Seminary is a unique type of graduate school. I felt it while I was there studying theology. I heard about it from friends and colleagues. People, including myself, seemed to benefit greatly from conversation about the joys and struggles of seminary’s uniqueness. So when the opportunity to edit a compilation of essays about the seminary experience crossed my path, I accepted the challenge of my first editing project.
Editing felt like coaching. I thoroughly enjoyed helping writers ask big questions, get to the truth in their stories and communicate their experiences effectively. Editing is the art of gentle nudges amidst encouragement. It is inviting the already existing voice to strengthen through distinctness and heart. I loved staring at the list of essays and re-arranging them until they fit and flowed. I put Marc’s essay on humor first, so that each time I edited it I would remember not to take myself too seriously. I put Dan’s essay about destruction and creation on the Ground’s Crew last. Like in ministry, in any work we feel a true vocation for, he looks at a wilting, thin garden and must walk away with faith that some of the planted seeds may in fact take root. Gardens are messy, beautiful metaphors for work we love and tend to daily. That is what the book was for me– a messy, beautiful garden that I have faith will take root in the most unexpected places. In spite of me.
Somewhere around the 9th time of reading the book cover to cover with the Chicago Manual Style next to me checking on obscure grammar rulings, I lost the magic.

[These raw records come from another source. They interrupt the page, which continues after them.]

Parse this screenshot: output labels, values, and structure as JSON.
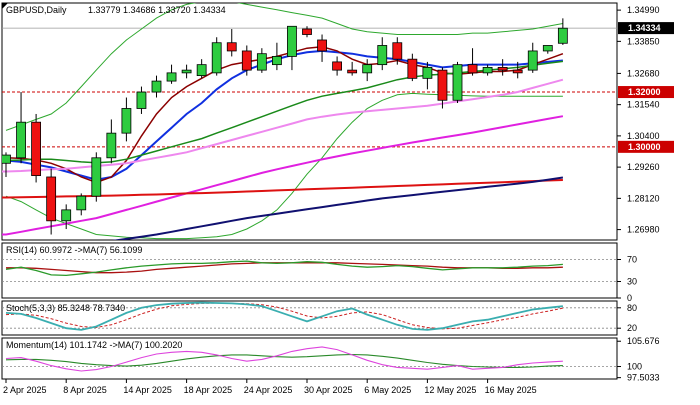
{
  "header": {
    "symbol": "GBPUSD,Daily",
    "ohlc": "1.33779 1.34686 1.33720 1.34334"
  },
  "colors": {
    "bull": "#2ecc40",
    "bear": "#ee1111",
    "ma_fast_blue": "#1030e0",
    "ma_maroon": "#8b0000",
    "ma_green": "#1a8a1a",
    "bollinger": "#2ea82e",
    "ma_violet": "#ee88ee",
    "ma_magenta": "#e020e0",
    "ma_red": "#dd1111",
    "ma_navy": "#101070",
    "level_line": "#cc0000",
    "oscillator_main": "#3aaeb0",
    "oscillator_signal": "#cc2222",
    "rsi_main": "#2a9a2a",
    "rsi_signal": "#aa1111",
    "momentum_main": "#dd44dd",
    "momentum_signal": "#2a8a2a",
    "price_tag_bg": "#000000",
    "level_tag_bg": "#cc0000"
  },
  "chart_data": [
    {
      "type": "candlestick",
      "title": "GBPUSD,Daily",
      "ylim": [
        1.266,
        1.3525
      ],
      "y_ticks": [
        "1.34990",
        "1.33850",
        "1.32680",
        "1.31540",
        "1.30400",
        "1.29260",
        "1.28120",
        "1.26980"
      ],
      "x_ticks": [
        "2 Apr 2025",
        "8 Apr 2025",
        "14 Apr 2025",
        "18 Apr 2025",
        "24 Apr 2025",
        "30 Apr 2025",
        "6 May 2025",
        "12 May 2025",
        "16 May 2025"
      ],
      "current_price": "1.34334",
      "levels": [
        {
          "label": "1.32000",
          "value": 1.32
        },
        {
          "label": "1.30000",
          "value": 1.3
        }
      ],
      "candles": [
        {
          "o": 1.294,
          "h": 1.298,
          "l": 1.289,
          "c": 1.297
        },
        {
          "o": 1.296,
          "h": 1.32,
          "l": 1.294,
          "c": 1.309
        },
        {
          "o": 1.309,
          "h": 1.312,
          "l": 1.287,
          "c": 1.2895
        },
        {
          "o": 1.289,
          "h": 1.292,
          "l": 1.268,
          "c": 1.273
        },
        {
          "o": 1.273,
          "h": 1.279,
          "l": 1.27,
          "c": 1.277
        },
        {
          "o": 1.277,
          "h": 1.283,
          "l": 1.275,
          "c": 1.282
        },
        {
          "o": 1.282,
          "h": 1.298,
          "l": 1.28,
          "c": 1.296
        },
        {
          "o": 1.296,
          "h": 1.31,
          "l": 1.294,
          "c": 1.305
        },
        {
          "o": 1.305,
          "h": 1.318,
          "l": 1.302,
          "c": 1.314
        },
        {
          "o": 1.314,
          "h": 1.322,
          "l": 1.312,
          "c": 1.32
        },
        {
          "o": 1.32,
          "h": 1.326,
          "l": 1.318,
          "c": 1.324
        },
        {
          "o": 1.324,
          "h": 1.33,
          "l": 1.323,
          "c": 1.327
        },
        {
          "o": 1.327,
          "h": 1.33,
          "l": 1.325,
          "c": 1.328
        },
        {
          "o": 1.326,
          "h": 1.332,
          "l": 1.325,
          "c": 1.33
        },
        {
          "o": 1.327,
          "h": 1.34,
          "l": 1.326,
          "c": 1.338
        },
        {
          "o": 1.338,
          "h": 1.343,
          "l": 1.333,
          "c": 1.335
        },
        {
          "o": 1.335,
          "h": 1.337,
          "l": 1.326,
          "c": 1.328
        },
        {
          "o": 1.328,
          "h": 1.336,
          "l": 1.327,
          "c": 1.334
        },
        {
          "o": 1.33,
          "h": 1.338,
          "l": 1.328,
          "c": 1.333
        },
        {
          "o": 1.333,
          "h": 1.344,
          "l": 1.328,
          "c": 1.344
        },
        {
          "o": 1.343,
          "h": 1.344,
          "l": 1.34,
          "c": 1.341
        },
        {
          "o": 1.339,
          "h": 1.341,
          "l": 1.331,
          "c": 1.335
        },
        {
          "o": 1.331,
          "h": 1.333,
          "l": 1.326,
          "c": 1.328
        },
        {
          "o": 1.328,
          "h": 1.331,
          "l": 1.326,
          "c": 1.327
        },
        {
          "o": 1.327,
          "h": 1.332,
          "l": 1.324,
          "c": 1.33
        },
        {
          "o": 1.33,
          "h": 1.34,
          "l": 1.328,
          "c": 1.337
        },
        {
          "o": 1.338,
          "h": 1.34,
          "l": 1.33,
          "c": 1.332
        },
        {
          "o": 1.332,
          "h": 1.334,
          "l": 1.324,
          "c": 1.325
        },
        {
          "o": 1.325,
          "h": 1.331,
          "l": 1.321,
          "c": 1.329
        },
        {
          "o": 1.328,
          "h": 1.329,
          "l": 1.314,
          "c": 1.317
        },
        {
          "o": 1.317,
          "h": 1.331,
          "l": 1.316,
          "c": 1.33
        },
        {
          "o": 1.33,
          "h": 1.336,
          "l": 1.326,
          "c": 1.327
        },
        {
          "o": 1.327,
          "h": 1.33,
          "l": 1.326,
          "c": 1.329
        },
        {
          "o": 1.329,
          "h": 1.332,
          "l": 1.326,
          "c": 1.328
        },
        {
          "o": 1.328,
          "h": 1.331,
          "l": 1.325,
          "c": 1.327
        },
        {
          "o": 1.328,
          "h": 1.338,
          "l": 1.327,
          "c": 1.335
        },
        {
          "o": 1.335,
          "h": 1.337,
          "l": 1.334,
          "c": 1.337
        },
        {
          "o": 1.3378,
          "h": 1.3469,
          "l": 1.3372,
          "c": 1.3433
        }
      ],
      "series": [
        {
          "name": "ma_fast",
          "color": "#1030e0",
          "width": 2,
          "values": [
            1.295,
            1.2945,
            1.2935,
            1.2925,
            1.291,
            1.2895,
            1.288,
            1.289,
            1.292,
            1.297,
            1.302,
            1.307,
            1.312,
            1.316,
            1.321,
            1.325,
            1.328,
            1.33,
            1.332,
            1.3335,
            1.3345,
            1.335,
            1.3345,
            1.334,
            1.333,
            1.3325,
            1.332,
            1.331,
            1.33,
            1.329,
            1.3295,
            1.33,
            1.33,
            1.33,
            1.33,
            1.3305,
            1.331,
            1.3315
          ]
        },
        {
          "name": "ma_slow",
          "color": "#8b0000",
          "width": 1.5,
          "values": [
            1.296,
            1.2958,
            1.2952,
            1.294,
            1.292,
            1.289,
            1.287,
            1.289,
            1.295,
            1.304,
            1.312,
            1.318,
            1.322,
            1.325,
            1.328,
            1.33,
            1.331,
            1.332,
            1.333,
            1.3345,
            1.336,
            1.3365,
            1.335,
            1.332,
            1.33,
            1.3305,
            1.3315,
            1.33,
            1.329,
            1.327,
            1.3265,
            1.327,
            1.3275,
            1.3275,
            1.328,
            1.33,
            1.332,
            1.334
          ]
        },
        {
          "name": "ma_green",
          "color": "#1a8a1a",
          "width": 1.5,
          "values": [
            1.295,
            1.2952,
            1.2955,
            1.2955,
            1.295,
            1.2945,
            1.2942,
            1.2945,
            1.2955,
            1.297,
            1.2985,
            1.3,
            1.3015,
            1.303,
            1.305,
            1.307,
            1.309,
            1.311,
            1.313,
            1.315,
            1.317,
            1.3185,
            1.3195,
            1.3205,
            1.3215,
            1.323,
            1.3245,
            1.3255,
            1.3262,
            1.3265,
            1.327,
            1.3275,
            1.328,
            1.3285,
            1.329,
            1.3298,
            1.3305,
            1.3312
          ]
        },
        {
          "name": "bb_upper",
          "color": "#2ea82e",
          "width": 1,
          "values": [
            1.306,
            1.308,
            1.31,
            1.312,
            1.316,
            1.322,
            1.328,
            1.334,
            1.339,
            1.343,
            1.347,
            1.35,
            1.352,
            1.353,
            1.3535,
            1.353,
            1.352,
            1.351,
            1.35,
            1.349,
            1.348,
            1.347,
            1.345,
            1.343,
            1.342,
            1.3415,
            1.341,
            1.341,
            1.341,
            1.341,
            1.341,
            1.3415,
            1.3415,
            1.342,
            1.3425,
            1.343,
            1.344,
            1.345
          ]
        },
        {
          "name": "bb_lower",
          "color": "#2ea82e",
          "width": 1,
          "values": [
            1.282,
            1.28,
            1.277,
            1.274,
            1.272,
            1.27,
            1.268,
            1.2675,
            1.267,
            1.2668,
            1.2665,
            1.2665,
            1.2665,
            1.2668,
            1.2672,
            1.268,
            1.27,
            1.273,
            1.277,
            1.283,
            1.29,
            1.296,
            1.303,
            1.309,
            1.314,
            1.317,
            1.319,
            1.3195,
            1.3192,
            1.319,
            1.3188,
            1.3186,
            1.3185,
            1.3185,
            1.3185,
            1.3185,
            1.3185,
            1.3185
          ]
        },
        {
          "name": "ma_violet",
          "color": "#ee88ee",
          "width": 2,
          "values": [
            1.291,
            1.2912,
            1.2915,
            1.2918,
            1.292,
            1.2925,
            1.293,
            1.2935,
            1.294,
            1.295,
            1.296,
            1.297,
            1.298,
            1.2995,
            1.301,
            1.3025,
            1.304,
            1.3055,
            1.307,
            1.3085,
            1.31,
            1.311,
            1.3118,
            1.3125,
            1.313,
            1.3135,
            1.314,
            1.3145,
            1.315,
            1.3158,
            1.3166,
            1.3174,
            1.3182,
            1.319,
            1.32,
            1.3215,
            1.323,
            1.3245
          ]
        },
        {
          "name": "ma_magenta",
          "color": "#e020e0",
          "width": 2,
          "values": [
            1.268,
            1.269,
            1.27,
            1.271,
            1.272,
            1.273,
            1.274,
            1.2755,
            1.277,
            1.2785,
            1.28,
            1.2815,
            1.283,
            1.2845,
            1.286,
            1.2875,
            1.289,
            1.2905,
            1.2918,
            1.293,
            1.2942,
            1.2954,
            1.2965,
            1.2976,
            1.2986,
            1.2996,
            1.3006,
            1.3016,
            1.3025,
            1.3034,
            1.3043,
            1.3052,
            1.3062,
            1.3072,
            1.3082,
            1.3092,
            1.3102,
            1.3112
          ]
        },
        {
          "name": "ma_red",
          "color": "#dd1111",
          "width": 2,
          "values": [
            1.2815,
            1.2816,
            1.2817,
            1.2818,
            1.2819,
            1.282,
            1.2821,
            1.2822,
            1.2823,
            1.2825,
            1.2826,
            1.2828,
            1.283,
            1.2831,
            1.2833,
            1.2835,
            1.2837,
            1.2839,
            1.2841,
            1.2843,
            1.2845,
            1.2847,
            1.2849,
            1.2851,
            1.2853,
            1.2855,
            1.2857,
            1.2859,
            1.2861,
            1.2863,
            1.2865,
            1.2867,
            1.2869,
            1.2871,
            1.2873,
            1.2875,
            1.2877,
            1.2879
          ]
        },
        {
          "name": "ma_navy",
          "color": "#101070",
          "width": 2,
          "values": [
            1.26,
            1.2608,
            1.2616,
            1.2624,
            1.2632,
            1.264,
            1.2648,
            1.2656,
            1.2664,
            1.2672,
            1.268,
            1.269,
            1.27,
            1.271,
            1.272,
            1.273,
            1.274,
            1.2748,
            1.2756,
            1.2764,
            1.2772,
            1.278,
            1.2788,
            1.2796,
            1.2804,
            1.2812,
            1.2818,
            1.2824,
            1.283,
            1.2836,
            1.2842,
            1.2848,
            1.2854,
            1.286,
            1.2866,
            1.2872,
            1.288,
            1.2888
          ]
        }
      ]
    },
    {
      "type": "line",
      "title": "RSI(14) 60.9972 ->MA(7) 56.1099",
      "ylim": [
        0,
        100
      ],
      "y_ticks": [
        "70",
        "30",
        "0"
      ],
      "levels": [
        70,
        30
      ],
      "series": [
        {
          "name": "RSI(14)",
          "color": "#2a9a2a",
          "values": [
            52,
            56,
            50,
            42,
            41,
            44,
            47,
            51,
            55,
            58,
            60,
            62,
            63,
            63,
            64,
            66,
            67,
            64,
            63,
            64,
            66,
            65,
            61,
            58,
            56,
            57,
            59,
            57,
            54,
            51,
            53,
            55,
            55,
            55,
            56,
            58,
            59,
            61
          ]
        },
        {
          "name": "MA(7)",
          "color": "#aa1111",
          "values": [
            55,
            55,
            54,
            52,
            50,
            48,
            46,
            46,
            47,
            49,
            52,
            54,
            56,
            58,
            60,
            62,
            63,
            64,
            64,
            64,
            64,
            64,
            64,
            63,
            62,
            61,
            60,
            59,
            58,
            56,
            55,
            55,
            55,
            54,
            54,
            55,
            55,
            56
          ]
        }
      ]
    },
    {
      "type": "line",
      "title": "Stoch(5,3,3) 85.3248 78.7340",
      "ylim": [
        0,
        100
      ],
      "y_ticks": [
        "80",
        "20"
      ],
      "levels": [
        80,
        20
      ],
      "series": [
        {
          "name": "%K",
          "color": "#3aaeb0",
          "values": [
            65,
            62,
            50,
            35,
            20,
            15,
            25,
            45,
            65,
            80,
            88,
            92,
            94,
            95,
            94,
            93,
            90,
            85,
            70,
            55,
            40,
            55,
            70,
            78,
            60,
            45,
            30,
            18,
            15,
            20,
            30,
            40,
            45,
            55,
            65,
            75,
            80,
            85
          ]
        },
        {
          "name": "%D",
          "color": "#cc2222",
          "values": [
            60,
            62,
            58,
            48,
            35,
            25,
            22,
            30,
            45,
            62,
            76,
            86,
            90,
            93,
            94,
            93,
            92,
            89,
            82,
            70,
            56,
            50,
            55,
            65,
            68,
            60,
            45,
            30,
            22,
            18,
            20,
            28,
            36,
            45,
            52,
            62,
            70,
            79
          ]
        }
      ]
    },
    {
      "type": "line",
      "title": "Momentum(14) 101.1742 ->MA(7) 100.2020",
      "ylim": [
        97.2,
        106.4
      ],
      "y_ticks": [
        "105.676",
        "100",
        "97.5033"
      ],
      "levels": [
        100
      ],
      "series": [
        {
          "name": "Momentum(14)",
          "color": "#dd44dd",
          "values": [
            101.8,
            102.0,
            101.2,
            100.2,
            99.5,
            99.0,
            99.3,
            100.0,
            101.0,
            102.0,
            102.8,
            103.2,
            103.4,
            103.2,
            102.6,
            101.8,
            101.2,
            101.6,
            102.4,
            103.4,
            104.0,
            104.4,
            103.8,
            102.6,
            101.4,
            100.4,
            99.8,
            99.6,
            99.4,
            99.8,
            100.2,
            99.4,
            99.6,
            99.8,
            100.4,
            100.8,
            101.0,
            101.2
          ]
        },
        {
          "name": "MA(7)",
          "color": "#2a8a2a",
          "values": [
            101.5,
            101.6,
            101.6,
            101.4,
            101.1,
            100.7,
            100.4,
            100.2,
            100.1,
            100.3,
            100.7,
            101.2,
            101.7,
            102.1,
            102.4,
            102.6,
            102.6,
            102.4,
            102.2,
            102.1,
            102.2,
            102.4,
            102.6,
            102.7,
            102.6,
            102.3,
            101.9,
            101.4,
            100.9,
            100.5,
            100.2,
            100.0,
            99.9,
            99.8,
            99.8,
            99.9,
            100.1,
            100.2
          ]
        }
      ]
    }
  ]
}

I went numb and wanted to be finished with the project. But on each read through, some of the essays (new ones every time) would shine, and snap me out of my editing stupor. I felt lucky to be working with such brilliant people. Again, by the time the book came out, I barely felt a thing. I knew these seventeen essays backward and forward, yet somehow in memorizing the essays I forgot about the people. And then the craziest thing happened– the seventeen writers got sent a copy of the book. For the first time, they were a part of the bigger project, and I was not isolated anymore. They got to read their stories in the context of the larger conversation. They brought fresh eyes and excitement to the book, and it came back alive for me. Some say the Church is dying. If the exciting people I had the pleasure of working with on this project are any indication, I’m not so sure. Their ingenuity and commitment to life-giving communities is an inspiration to me.
A few of the writers were able to gather last week with family and friends to celebrate the book release. For some writers who had never been published before, it was fun to watch them sign copies and marvel at their name in print, their voice and ideas being shared with friends and strangers. The community grew once again. It is amazing to send stories out into the world and see where they land and who they encourage or challenge. It has struck me yet again that all the work– from naming initial themes to going back and forth with writers to agonizing over reduction of typos– the work is instantly worth it when one unexpected person finds comfort and aliveness by having access to a writer’s thoughts. Thus, in the relationships that came from editing, I was offered grace.
For those of you who may be interested, here is an official teaser:
In the second century, it could take three years to become a Christian, but only five minutes to become a minister. Today, it generally takes about five minutes to become a church member but three years of study (or more) to become a minister. What does that mean for the church?
Keeping the Faith in Seminary, the newest release from Avenida Books of Minneapolis, is a compilation of essays that address issues of theological formation and vocation for people who love God, the world and the church. Seminary graduates, professors and family members reflect on their experiences with humor, fondness, criticism, and ultimately, hope for what seminaries can and should be in our ever-changing world.
Dr. John Nunes, CEO of Lutheran World Relief, says, “These real stories will enchant, telling of the Spirit’s nudges, of a community’s nurture, of wisdom reaped through life’s detours.”
Dr. Stephen A. Hayner, President of Columbia Theological Seminary, adds, “For some, it will be a survival manual. For others, a challenge. For all of us, a must-read!”